The pronunciation is: Hoo ohev vuh-aba ohev The letter vav can sound like an o if it is written with a dot (form of vowel marking- not used in modern Hebrew). But since duolingo does not include those helpful dots, you just have to figure out which version of the letter it actually is. I hope that helps a little...
@GIV3N the (nikud) point I was making was "it is essential", especially while learning the alef beit. Regarding your reference to the "hebrew bible" you are referring specifically to the Torah. It is the Torah בעברית. כן בידיוק !
It is a year later I am reading your comment and you may have forgotten this but it is beneficial for hebrew learners to know and understand the Nikud... Of course it isn't widely used now, but in order for a hebrew learner to understand the context of what they are learning, it is essential.
In Hebrew, you mostly have to guess or simply remember how the words are read. That's the most difficult part about it, I know. In case of verbs, in time, you'll know the vowel patterns in conjugations and will be and will be able to model new words after the old ones. With more experience, you will probably be able to read new words intuitively, develop a gut feeling about typical phonetic combinations. But there's no easy rule you could learn in the beginning for vowels and dubious consonants and read correctly.
What I've gathered so far is that the "ה" /h/ is almost silent (at least in this recording), and that to make the /o/ sound, you need to write the "ו" next to an "א". (so the first word is /o/).
[I'd really like to know what determines whether you write "או" or "וא", though.]
Then ב seems to be pronounced /v/ when it's at the end of the word.
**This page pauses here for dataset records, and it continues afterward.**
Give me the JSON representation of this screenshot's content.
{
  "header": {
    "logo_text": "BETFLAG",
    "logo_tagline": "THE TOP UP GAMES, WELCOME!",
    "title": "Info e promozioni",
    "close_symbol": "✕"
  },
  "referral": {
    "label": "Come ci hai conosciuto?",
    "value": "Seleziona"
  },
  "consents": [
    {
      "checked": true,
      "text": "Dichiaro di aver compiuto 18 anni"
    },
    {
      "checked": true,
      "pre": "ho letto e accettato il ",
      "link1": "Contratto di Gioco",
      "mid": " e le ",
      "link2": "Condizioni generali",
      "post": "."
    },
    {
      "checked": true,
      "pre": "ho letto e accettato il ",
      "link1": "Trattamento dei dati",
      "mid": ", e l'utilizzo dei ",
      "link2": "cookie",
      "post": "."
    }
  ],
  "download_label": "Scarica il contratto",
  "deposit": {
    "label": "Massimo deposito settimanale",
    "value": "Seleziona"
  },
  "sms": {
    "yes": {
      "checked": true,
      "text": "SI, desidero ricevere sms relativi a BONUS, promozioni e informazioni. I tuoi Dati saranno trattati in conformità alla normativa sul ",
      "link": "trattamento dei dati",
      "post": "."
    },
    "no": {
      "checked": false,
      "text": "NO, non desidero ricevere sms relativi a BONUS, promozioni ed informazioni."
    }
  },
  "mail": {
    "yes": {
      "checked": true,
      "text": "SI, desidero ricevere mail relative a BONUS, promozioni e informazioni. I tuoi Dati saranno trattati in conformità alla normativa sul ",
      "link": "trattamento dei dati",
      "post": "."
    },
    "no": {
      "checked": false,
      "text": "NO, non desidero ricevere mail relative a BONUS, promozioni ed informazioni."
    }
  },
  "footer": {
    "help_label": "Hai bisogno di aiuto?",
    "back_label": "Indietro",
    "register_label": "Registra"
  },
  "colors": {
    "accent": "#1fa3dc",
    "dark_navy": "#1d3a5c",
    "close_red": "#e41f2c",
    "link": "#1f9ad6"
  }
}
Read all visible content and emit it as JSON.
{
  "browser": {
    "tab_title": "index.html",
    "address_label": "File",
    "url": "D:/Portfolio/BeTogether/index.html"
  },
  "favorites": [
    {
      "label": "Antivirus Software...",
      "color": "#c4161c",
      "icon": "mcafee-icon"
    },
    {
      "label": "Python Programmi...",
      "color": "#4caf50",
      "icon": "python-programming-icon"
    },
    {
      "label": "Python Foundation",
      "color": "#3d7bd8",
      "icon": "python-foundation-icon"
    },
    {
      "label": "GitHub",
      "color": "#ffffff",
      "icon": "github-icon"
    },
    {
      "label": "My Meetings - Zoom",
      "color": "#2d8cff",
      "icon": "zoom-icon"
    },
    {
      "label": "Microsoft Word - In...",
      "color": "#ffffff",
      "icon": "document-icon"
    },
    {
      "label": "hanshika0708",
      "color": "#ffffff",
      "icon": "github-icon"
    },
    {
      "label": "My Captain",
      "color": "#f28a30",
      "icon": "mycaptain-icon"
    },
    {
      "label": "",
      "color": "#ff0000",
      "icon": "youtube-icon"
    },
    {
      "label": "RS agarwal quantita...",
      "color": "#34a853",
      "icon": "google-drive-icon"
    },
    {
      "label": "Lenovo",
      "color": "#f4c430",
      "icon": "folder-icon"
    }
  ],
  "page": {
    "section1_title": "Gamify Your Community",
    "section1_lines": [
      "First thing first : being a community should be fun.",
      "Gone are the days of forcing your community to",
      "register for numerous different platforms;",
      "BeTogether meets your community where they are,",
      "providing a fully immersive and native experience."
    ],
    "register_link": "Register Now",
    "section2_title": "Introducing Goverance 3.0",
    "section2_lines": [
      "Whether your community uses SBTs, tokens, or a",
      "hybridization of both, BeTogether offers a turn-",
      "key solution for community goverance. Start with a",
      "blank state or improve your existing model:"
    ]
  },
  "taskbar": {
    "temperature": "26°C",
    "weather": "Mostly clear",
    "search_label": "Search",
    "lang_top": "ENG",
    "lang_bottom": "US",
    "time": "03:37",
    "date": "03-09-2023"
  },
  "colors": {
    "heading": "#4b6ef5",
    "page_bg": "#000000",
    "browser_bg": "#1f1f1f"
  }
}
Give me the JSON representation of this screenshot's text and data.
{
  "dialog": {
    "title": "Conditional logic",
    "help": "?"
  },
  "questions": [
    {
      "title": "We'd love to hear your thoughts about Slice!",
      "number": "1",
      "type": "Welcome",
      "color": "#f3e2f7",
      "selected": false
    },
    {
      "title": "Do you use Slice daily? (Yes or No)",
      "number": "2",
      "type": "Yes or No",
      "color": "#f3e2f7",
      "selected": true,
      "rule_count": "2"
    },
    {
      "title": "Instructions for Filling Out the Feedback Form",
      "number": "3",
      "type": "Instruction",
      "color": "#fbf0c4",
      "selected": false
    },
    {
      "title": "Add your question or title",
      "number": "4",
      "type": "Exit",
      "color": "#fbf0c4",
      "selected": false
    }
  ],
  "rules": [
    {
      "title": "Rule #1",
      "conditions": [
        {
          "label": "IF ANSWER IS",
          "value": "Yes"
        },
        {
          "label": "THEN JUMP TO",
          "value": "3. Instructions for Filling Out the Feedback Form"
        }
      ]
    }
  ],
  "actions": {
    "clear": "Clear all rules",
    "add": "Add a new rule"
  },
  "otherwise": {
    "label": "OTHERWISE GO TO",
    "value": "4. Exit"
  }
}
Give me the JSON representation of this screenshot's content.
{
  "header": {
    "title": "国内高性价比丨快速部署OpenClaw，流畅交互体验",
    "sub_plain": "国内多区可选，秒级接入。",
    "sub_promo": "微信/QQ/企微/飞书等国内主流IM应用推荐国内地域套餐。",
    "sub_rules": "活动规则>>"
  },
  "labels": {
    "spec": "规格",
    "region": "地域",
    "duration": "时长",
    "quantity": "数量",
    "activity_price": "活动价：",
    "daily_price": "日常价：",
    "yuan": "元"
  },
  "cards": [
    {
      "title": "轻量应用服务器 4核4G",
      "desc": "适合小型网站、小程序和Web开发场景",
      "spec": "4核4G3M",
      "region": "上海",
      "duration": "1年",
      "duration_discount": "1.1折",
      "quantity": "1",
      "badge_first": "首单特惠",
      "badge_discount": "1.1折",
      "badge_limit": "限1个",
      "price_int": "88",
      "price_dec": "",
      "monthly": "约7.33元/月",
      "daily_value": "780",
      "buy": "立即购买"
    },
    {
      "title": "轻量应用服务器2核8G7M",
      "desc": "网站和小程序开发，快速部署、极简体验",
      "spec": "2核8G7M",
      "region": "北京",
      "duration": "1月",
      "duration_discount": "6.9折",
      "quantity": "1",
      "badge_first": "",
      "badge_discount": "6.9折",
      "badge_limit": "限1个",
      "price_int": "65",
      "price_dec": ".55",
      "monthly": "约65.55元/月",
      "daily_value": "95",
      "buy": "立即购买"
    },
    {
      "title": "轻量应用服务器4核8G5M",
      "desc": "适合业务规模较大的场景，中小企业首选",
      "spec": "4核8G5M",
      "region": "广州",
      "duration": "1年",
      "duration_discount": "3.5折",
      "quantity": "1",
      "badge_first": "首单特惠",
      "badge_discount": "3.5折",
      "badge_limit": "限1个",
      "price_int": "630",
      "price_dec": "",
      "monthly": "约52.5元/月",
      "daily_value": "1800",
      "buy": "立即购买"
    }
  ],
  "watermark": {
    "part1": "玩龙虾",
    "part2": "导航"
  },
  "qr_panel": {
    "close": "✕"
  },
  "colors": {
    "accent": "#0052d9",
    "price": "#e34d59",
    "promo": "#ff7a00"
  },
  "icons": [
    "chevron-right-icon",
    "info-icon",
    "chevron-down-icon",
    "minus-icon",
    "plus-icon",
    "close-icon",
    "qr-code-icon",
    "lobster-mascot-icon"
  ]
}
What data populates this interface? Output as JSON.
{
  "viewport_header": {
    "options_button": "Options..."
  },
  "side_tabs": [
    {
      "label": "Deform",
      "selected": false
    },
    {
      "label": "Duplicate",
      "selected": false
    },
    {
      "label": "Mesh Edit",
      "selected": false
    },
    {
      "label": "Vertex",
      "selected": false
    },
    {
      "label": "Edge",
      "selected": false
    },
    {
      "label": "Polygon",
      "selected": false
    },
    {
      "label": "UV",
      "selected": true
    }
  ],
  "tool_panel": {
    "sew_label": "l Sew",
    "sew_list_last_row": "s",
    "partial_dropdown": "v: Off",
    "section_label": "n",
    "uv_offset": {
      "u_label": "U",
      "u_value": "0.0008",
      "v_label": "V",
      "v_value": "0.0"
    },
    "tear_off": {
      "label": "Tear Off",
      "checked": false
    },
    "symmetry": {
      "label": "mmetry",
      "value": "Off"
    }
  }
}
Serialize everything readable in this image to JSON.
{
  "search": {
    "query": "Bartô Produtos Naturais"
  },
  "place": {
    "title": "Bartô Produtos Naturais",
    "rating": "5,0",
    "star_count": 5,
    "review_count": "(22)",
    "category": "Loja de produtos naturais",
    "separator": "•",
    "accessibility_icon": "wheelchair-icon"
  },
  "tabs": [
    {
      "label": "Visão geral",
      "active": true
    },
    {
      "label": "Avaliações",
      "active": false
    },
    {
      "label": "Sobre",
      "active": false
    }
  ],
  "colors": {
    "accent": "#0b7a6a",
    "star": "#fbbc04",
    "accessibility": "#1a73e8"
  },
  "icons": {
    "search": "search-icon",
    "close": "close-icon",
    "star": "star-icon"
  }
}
So "או" /o/, "ה" /h/, "ב" /v/ [because it's final] = "ohev"
(But you might want to check this with someone with more than zero basis in this language!! :)
To me it seems more than the silent /h/, it seems that when it is preceded by a consonant, it seems to make the consonant aspirated.
This is difficult to see for most people, since aspiration is usually not considered in most languages, but at least it seems that that is what is going on.... kinda....
Of course, I may be quite wrong.
When vowels aren't written, the vav is used to write the /o/ and /u/ vowels. So when a vav is in the middle of a word, it is almost always a vowel, and the /o/ is more common than /u/. At the beginning, it is always a consonant and pronounced /v/. If vav is a consonant in the middle of a word, it is usually doubled to indicate it, like in the word דווקא, which is pronounced /davka/
So this has been asked already, but Im also lost on pronunciation. Can any native hebrew speakers weigh in on pronunciation rules, or can anybody leave a link to general pronunciation rules? I thought that I was getting it, but this was the firalst thing that made me go "I have no idea what I'm doing".
I am sorry to disappoint but usually there isn't a specific ground rule to lean on in Hebrew, even a native speaker once coming across a new word will have to sort of guess the pronunciation. Regarding the letter vav ו - if it is in the beginning it will usually be read as ve. In some rare cases it will sound like va. There is an explanation for that but it is very advanced, even for some native Hebrew speakers. When the letter vav is coming in the middle of the word it can be either a vowel, making the sound of o or u, or a consonant with the sound of v. At an end of a word, 99% it will be a vowel, but that, too, have exceptions. If you are interested in a long provate lesson email me at firstname.lastname@example.org and i'll be happy to help :)
That isn't the case for any language offered on DUO is it? Did someone say the DUO Arabic course offers the character reference charts? The alphabet is not explained or offered in the English course. Teach yourself. I did it. It is possible. A person has to want to learn first.
That said, it is essential for one to know the alef bet and have studied the hebrew characters and be in the process of studying the characters before taking on a beginner course like this in hebrew. Duolingo is a computerized "free" course and it's a good thing Hebrew is being offered. That's what I think. DUO volunteers or just other participants who have a greater command of the hebrew language, are essential to this happening at all. Question your own committment. If you want to learn the Alef-Bet then you either have to pay for private lessons or teach yourself or get lucky and have the fortune of knowing an Israeli or fluent hebrew speaker to help you. Good luck.
It is silent in "הוא" (hoo)"he" and "היא" (hee/hi)"she". I've always wondered if in ancient times the words were ever pronounced "hooah" and "hiah" since that is how "he" and "she" are pronounced in Arabic. A fast course in Hebrew: me is who, who is he, he is she, and dog means fish. ; )
Can someone explain to me why "he loves and dad loves" in incorrect here?